Over the past generation, Oregonians have become a lot more efficient. Since 1979, the amount of economic production per person in Oregon is up 33 percent, after adjusting for inflation. Partly as a result, Oregonians as a group are producing substantially more income than they used to. Last year, Oregonians made $93 billion more in income than they did in 1979.

This economic growth has not been shared by enough Oregonians, however. The hourly wage of the typical worker in Oregon has declined since 1979 from $14.58 to $14.17, after adjusting for inflation. The share of Oregon families with children who are poor even though their parents work full-time year-round has more than doubled since 1979.

So who is benefiting financially from Oregonians’ increased productivity?

Unlike middle- and low-income households, the highest-income fifth of households have done pretty well over the past generation. Their incomes rose by about a third.

Looking further at who’s benefited, you see that those at the very top reaped an extraordinary windfall. The top one percent of Oregon households saw their adjusted gross incomes double on average, and the top one-tenth of one percent – the richest 1,460 Oregon households – saw their incomes nearly quadruple, even after adjusting for inflation.

If the level of income inequality in Oregon was the same today as in 1979, low-income households would have about $2,000 more per year to help cover their basic needs, and middle-income families would have about $6,000 more per year.

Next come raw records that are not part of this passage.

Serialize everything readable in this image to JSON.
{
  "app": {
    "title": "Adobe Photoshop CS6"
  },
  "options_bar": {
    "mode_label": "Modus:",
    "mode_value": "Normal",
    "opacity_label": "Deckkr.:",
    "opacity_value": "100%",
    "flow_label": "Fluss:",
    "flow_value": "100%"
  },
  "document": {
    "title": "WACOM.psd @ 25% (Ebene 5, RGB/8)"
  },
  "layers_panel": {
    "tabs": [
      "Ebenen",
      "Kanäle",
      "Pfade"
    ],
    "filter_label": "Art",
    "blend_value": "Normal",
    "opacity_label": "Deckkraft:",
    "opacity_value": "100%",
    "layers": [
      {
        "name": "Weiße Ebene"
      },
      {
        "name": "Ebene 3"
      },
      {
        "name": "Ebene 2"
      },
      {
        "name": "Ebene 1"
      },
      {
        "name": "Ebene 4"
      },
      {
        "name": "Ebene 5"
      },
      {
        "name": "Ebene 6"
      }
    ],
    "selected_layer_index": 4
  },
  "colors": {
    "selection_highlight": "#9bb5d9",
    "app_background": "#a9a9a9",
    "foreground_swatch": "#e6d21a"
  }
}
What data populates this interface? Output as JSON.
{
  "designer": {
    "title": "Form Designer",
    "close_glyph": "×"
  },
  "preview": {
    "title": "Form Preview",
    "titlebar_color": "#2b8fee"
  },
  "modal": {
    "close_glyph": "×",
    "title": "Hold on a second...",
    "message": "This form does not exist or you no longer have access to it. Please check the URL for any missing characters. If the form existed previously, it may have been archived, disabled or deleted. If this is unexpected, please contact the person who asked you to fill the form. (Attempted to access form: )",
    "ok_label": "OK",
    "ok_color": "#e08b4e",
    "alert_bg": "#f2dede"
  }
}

That’s real money. It’s enough to make the difference between economic advancement and failure for thousands of Oregon families. Less income means fewer opportunities. Crucial investments that families must make to get ahead – investments in quality child care, a college education, or a home purchase – have become less affordable for ordinary Oregonians in recent years. Widening inequality has made it more difficult for Oregonians to make these investments than would otherwise be the case.

When wealth becomes too concentrated, political power can become too concentrated, as well. The interests of a wealthy few can effectively overshadow the interests of the many. It should come as no surprise, then, that state and local taxes in Oregon have fallen for rich households, as a share of their income, and risen for low-income households. Those who have reaped the most gains from the economy have excessive political power, and the tax system’s inequality reflects that sad reality.

Oregon needs a new direction. We need policies that broadly distribute the fruits our economy. We should, for example, reward work by increasing the state Earned Income Tax Credit to eliminate income taxes on working families with children living under the poverty line.

We should scale back tax breaks that exacerbate the inequality by giving the well-to-do even more economic advantage, such as the break that allows millionaires over age 61 to write off every dime of their out-of-pocket medical and dental costs not picked up by Medicare. The money Oregon saves could be invested in providing health care coverage for low- and middle-income working Oregonians and their children.

We should also avoid adding additional tax breaks that exacerbate income inequality. For example, we should reject proposals to reduce the income tax on capital gains to a level below the level paid by working Oregonians on their wages.

Oregon’s extraordinary increase in inequality has hurt our state. It’s time for Oregon to take steps to ensure that the benefits of economic growth are more wisely and fairly shared.